The trek to Vegas gave us a chance to really get to know what it’s like to live with the Grand Cherokee. That kind of seat time reveals the idiosyncrasies – like how that lower screen for HVAC and front seat controls is responsive and looks great, but in practice it also makes using the wireless charging pad that’s hidden behind it more cumbersome.
But on the whole, Jeep’s tech-heavy approach here is definitely to the Grand Wagoneer’s benefit. Functions like well-sorted adaptive cruise control and active steering assistance system allowed us to feel genuinely relaxed on the drive. The various front seat massage options and sonorous tunes from the 1375-watt audio system further aided that mission as Google Maps pointed the way to our destination, but it’s nice to know that the truck will issue warnings if it detects that you’re getting so relaxed that you’re starting to dose off.
The Grand Wagoneer's optional 23-speaker McIntosh audio system will keep any audiophile entertained. A 19-speaker McIntosh system is standard on the Series II models.
Even under the ideal conditions of a traffic-free Interstate 15, the fuel economy rarely crested 17 mpg, and often times it was significantly worse. That’s to be expected to some degree, but it also illustrates why the 6.4-liter V8 is likely to be a one-year-only powerplant for the Grand Wagoneer, as a new 510hp 3.0-liter turbocharged inline six cylinder mill is poised to replace it next year. Those who love that Hemi rumble as much as we do (and are willing to pay for it at the pump) would be wise pick one up while they are still available.
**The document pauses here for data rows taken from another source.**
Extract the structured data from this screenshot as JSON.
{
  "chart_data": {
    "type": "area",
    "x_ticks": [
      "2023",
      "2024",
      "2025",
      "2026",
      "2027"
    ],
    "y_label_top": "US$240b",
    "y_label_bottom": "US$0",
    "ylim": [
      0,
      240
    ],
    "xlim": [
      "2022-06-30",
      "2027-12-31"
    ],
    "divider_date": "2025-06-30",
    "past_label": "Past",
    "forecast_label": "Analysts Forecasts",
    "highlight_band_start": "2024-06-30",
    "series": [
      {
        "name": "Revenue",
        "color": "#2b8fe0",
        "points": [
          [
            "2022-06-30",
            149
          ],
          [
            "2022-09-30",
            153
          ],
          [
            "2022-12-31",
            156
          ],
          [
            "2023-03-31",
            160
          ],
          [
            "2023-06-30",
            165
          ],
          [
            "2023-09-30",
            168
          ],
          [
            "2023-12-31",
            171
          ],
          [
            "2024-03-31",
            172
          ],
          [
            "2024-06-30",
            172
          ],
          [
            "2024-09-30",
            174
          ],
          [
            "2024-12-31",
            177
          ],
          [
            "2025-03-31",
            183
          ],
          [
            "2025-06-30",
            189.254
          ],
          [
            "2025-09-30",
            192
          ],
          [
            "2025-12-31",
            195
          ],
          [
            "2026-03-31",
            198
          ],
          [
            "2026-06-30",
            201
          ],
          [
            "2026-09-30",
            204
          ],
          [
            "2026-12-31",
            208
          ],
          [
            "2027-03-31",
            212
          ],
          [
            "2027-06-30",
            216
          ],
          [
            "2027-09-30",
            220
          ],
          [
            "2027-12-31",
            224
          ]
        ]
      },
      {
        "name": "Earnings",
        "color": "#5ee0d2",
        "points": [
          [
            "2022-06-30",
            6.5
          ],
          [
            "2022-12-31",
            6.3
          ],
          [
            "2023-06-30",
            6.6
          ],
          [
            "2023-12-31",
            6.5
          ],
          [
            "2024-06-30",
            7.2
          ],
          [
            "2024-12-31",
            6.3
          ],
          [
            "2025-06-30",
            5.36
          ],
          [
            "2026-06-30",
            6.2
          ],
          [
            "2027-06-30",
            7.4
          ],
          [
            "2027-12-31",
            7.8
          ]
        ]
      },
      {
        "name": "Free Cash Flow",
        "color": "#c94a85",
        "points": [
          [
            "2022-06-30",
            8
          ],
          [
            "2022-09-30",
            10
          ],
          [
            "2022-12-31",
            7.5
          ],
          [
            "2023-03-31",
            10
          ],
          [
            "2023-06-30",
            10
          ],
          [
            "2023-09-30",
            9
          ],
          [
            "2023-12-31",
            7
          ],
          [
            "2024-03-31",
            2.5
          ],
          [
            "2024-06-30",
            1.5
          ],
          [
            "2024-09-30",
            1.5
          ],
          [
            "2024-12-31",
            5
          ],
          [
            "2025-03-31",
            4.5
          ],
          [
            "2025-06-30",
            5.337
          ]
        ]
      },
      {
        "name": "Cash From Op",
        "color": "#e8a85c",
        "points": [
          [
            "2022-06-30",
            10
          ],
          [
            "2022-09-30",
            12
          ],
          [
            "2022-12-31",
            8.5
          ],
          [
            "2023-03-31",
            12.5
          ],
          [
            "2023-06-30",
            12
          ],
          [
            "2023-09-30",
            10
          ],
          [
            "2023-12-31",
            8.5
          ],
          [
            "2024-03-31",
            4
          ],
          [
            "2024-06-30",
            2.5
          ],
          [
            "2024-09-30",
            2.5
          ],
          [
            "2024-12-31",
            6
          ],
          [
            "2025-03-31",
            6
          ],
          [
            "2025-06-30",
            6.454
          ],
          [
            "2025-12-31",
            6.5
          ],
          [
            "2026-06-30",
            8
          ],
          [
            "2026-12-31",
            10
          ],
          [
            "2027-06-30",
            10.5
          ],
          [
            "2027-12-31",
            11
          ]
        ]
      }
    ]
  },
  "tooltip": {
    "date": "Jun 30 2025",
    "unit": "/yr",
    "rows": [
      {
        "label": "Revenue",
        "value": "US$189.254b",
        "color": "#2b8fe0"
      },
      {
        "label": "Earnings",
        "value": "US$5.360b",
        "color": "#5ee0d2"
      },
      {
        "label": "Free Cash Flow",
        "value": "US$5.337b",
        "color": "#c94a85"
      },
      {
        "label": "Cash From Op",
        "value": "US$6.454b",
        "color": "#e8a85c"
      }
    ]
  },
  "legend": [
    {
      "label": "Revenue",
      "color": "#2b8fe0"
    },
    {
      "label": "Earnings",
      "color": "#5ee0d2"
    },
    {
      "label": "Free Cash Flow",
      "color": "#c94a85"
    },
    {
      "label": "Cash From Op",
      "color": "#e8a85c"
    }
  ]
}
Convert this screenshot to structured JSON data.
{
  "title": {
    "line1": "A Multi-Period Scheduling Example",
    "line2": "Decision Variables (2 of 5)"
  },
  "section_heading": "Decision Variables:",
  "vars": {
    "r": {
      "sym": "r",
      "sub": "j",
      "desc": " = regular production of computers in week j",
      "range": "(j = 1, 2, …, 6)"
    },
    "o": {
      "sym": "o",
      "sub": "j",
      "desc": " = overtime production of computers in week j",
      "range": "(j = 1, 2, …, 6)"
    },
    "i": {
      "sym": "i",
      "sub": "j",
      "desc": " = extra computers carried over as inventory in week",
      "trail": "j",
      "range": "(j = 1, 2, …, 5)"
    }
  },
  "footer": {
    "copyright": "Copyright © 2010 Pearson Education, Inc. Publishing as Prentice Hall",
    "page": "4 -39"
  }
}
As for the rest of what the Grand Wagoneer offers, Jeep has hit the bullseye here. But out-classing the Escalade definitely doesn’t come cheap.